Whole Foods carries several brands not owned by Bain Capital in their stores throughout the city. None of them at the Lemmon Avenue store were just plain matzoh, but they’re just what you’d expect from Whole Foods. I bought some organic whole wheat matzoh. Because if you’re eating something made of nothing more than flour and water, you might as well use the whole wheat and not just half the wheat.
Whole Foods also carries Yehuda gluten-free matzot. I know. What the hell is that? Why pay Whole Foods prices for flour and water without the flour? It’s just a glass of glass of water. However, on the gluten-free matzoh label, it says: “gluten-free matzoh style squares not for sacramental use.” OK, so not really matzoh, but if you can’t eat gluten, better than eating Mrs. Baird’s white bread all week.
Again, at Whole Foods check the labels. I found their Streit’s not-for-Passover-use matzoh mixed in the with boxes marked kosher for Passover at the Lemmon Avenue store. I mentioned it at check out, but haven’t been back to see if they sorted them.
And what makes matzoh not kosher for Passover? On Passover we eat matzoh made only with flour and water. On all other nights, they make matzoh with things like canola oil, flour and water. Canola oil? Canolas don’t grow in the desert.
For Passover wine, I usually go to Sigel’s for several reasons. For years, I lived in Oak Cliff, which was dry until recently, and Sigel’s is the nicest liquor store just over the bridge on Industrial Boulevard. Yes, Industrial Boulevard. I can’t see any damn river from Riverfront Boulevard, so I still go to Sigel’s on Industrial Boulevard.
But again, I digress. I tend to do that when I’m ranting.
Sigel’s always carries a variety of Passover wines from around the world. Since I’m never looking for Mogen David Concord Grape or Manischewitz Extra Extra Extra Sweet Swill, a division of Bain Capital, I usually ask one of the Sigel’s Passover wine specialists for help.
“Hello, I’m looking for a Passover wine that doesn’t taste like crap,” I asked the first clerk I saw at Sigel’s last year.

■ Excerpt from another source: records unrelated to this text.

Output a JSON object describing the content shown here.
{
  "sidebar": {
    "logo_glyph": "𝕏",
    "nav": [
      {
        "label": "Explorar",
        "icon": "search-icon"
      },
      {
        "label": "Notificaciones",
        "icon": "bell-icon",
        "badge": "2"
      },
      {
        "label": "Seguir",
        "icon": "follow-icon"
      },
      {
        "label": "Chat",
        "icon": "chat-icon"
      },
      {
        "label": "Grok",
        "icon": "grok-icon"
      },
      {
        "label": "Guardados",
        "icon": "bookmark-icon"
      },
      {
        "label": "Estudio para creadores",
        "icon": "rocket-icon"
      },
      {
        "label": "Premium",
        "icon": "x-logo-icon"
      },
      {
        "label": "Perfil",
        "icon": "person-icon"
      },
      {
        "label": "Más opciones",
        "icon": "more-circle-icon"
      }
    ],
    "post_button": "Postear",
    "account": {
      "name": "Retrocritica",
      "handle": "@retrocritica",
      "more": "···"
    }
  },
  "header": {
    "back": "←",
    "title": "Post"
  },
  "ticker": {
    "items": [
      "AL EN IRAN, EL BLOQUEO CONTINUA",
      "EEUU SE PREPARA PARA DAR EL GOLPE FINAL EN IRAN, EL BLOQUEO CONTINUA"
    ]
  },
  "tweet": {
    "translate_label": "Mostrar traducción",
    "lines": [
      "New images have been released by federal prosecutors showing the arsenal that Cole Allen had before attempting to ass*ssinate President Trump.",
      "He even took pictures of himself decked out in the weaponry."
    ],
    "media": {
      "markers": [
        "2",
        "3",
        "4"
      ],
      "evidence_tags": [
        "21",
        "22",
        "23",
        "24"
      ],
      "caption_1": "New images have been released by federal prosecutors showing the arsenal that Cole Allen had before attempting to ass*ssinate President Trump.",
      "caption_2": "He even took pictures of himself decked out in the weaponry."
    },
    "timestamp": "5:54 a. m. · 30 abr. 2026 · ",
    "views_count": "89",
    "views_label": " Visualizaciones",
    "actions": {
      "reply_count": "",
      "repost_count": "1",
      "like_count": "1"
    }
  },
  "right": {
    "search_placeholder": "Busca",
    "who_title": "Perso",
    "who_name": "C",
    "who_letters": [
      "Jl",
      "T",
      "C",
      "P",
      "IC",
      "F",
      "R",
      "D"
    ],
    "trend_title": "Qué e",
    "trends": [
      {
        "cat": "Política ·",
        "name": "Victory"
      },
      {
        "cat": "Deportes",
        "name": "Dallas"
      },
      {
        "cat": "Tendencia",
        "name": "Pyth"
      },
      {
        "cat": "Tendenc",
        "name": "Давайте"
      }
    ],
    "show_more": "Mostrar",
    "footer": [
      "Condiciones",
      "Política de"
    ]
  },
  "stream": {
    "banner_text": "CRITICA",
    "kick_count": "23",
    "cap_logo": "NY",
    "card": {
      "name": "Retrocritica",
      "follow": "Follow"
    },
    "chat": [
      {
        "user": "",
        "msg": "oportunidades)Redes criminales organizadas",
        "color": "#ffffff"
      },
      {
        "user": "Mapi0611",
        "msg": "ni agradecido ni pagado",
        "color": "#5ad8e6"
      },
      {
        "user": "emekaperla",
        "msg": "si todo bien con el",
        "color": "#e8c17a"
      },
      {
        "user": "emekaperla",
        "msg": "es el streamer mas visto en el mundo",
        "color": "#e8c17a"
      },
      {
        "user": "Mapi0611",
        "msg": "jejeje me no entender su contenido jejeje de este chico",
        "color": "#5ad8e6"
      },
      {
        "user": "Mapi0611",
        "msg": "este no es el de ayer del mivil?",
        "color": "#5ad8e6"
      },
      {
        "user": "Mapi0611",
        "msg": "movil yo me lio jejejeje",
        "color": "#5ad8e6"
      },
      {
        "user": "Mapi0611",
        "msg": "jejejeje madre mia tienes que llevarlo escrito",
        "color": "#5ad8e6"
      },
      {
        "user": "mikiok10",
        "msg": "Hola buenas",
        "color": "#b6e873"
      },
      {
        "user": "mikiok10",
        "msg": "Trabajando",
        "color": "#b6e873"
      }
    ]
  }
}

He turned to the woman at the next register he thought might be more proficient in the fine Passover wines the store stocked.
“This gentleman is looking for a Passover wine that doesn’t taste like crap,” the clerk said.
“Let me ask,” she said and picked up the intercom. “I need help with a Passover wine that doesn’t taste like crap.”
She pointed me toward the store manager who was standing in the aisle with Passover wines.
They actually had a good variety of wines from around the world. In addition to California and New York wines, they had bottles from Australia, South Africa and Israel. What I got wasn’t sticky sweet, but quite good.
What makes wine kosher for Passover? In addition to the rabbinical supervision and bribes taken to get the kosher certification, the mold used in fermenting kosher for Passover wine must not come from bread. Common preservatives like potassium sorbate can’t be added either. That’s because in the laws of kosher, as written in Leviticus, one line is rarely translated in its entirety. That line says, “you shall not eat the meat from a cloven hoofed animal, such as a pig or a camel, or eat food preserved with potassium sorbate on Passover, even if that does jack the price way the hell up.”
Really. It says that.
But if tradition dictates that you buy a fine Mansichewitz, a division of Bain Capital, look for a vintage older than the previous Thursday to make sure your wine had those extra days to age to perfection. And since we drink four glasses of wine each at the Seder, Manischewitz, a division of Bain Capital, might be the more convenient choice since it not only comes in the traditional square stackable bottle, but also is available in gallon jugs.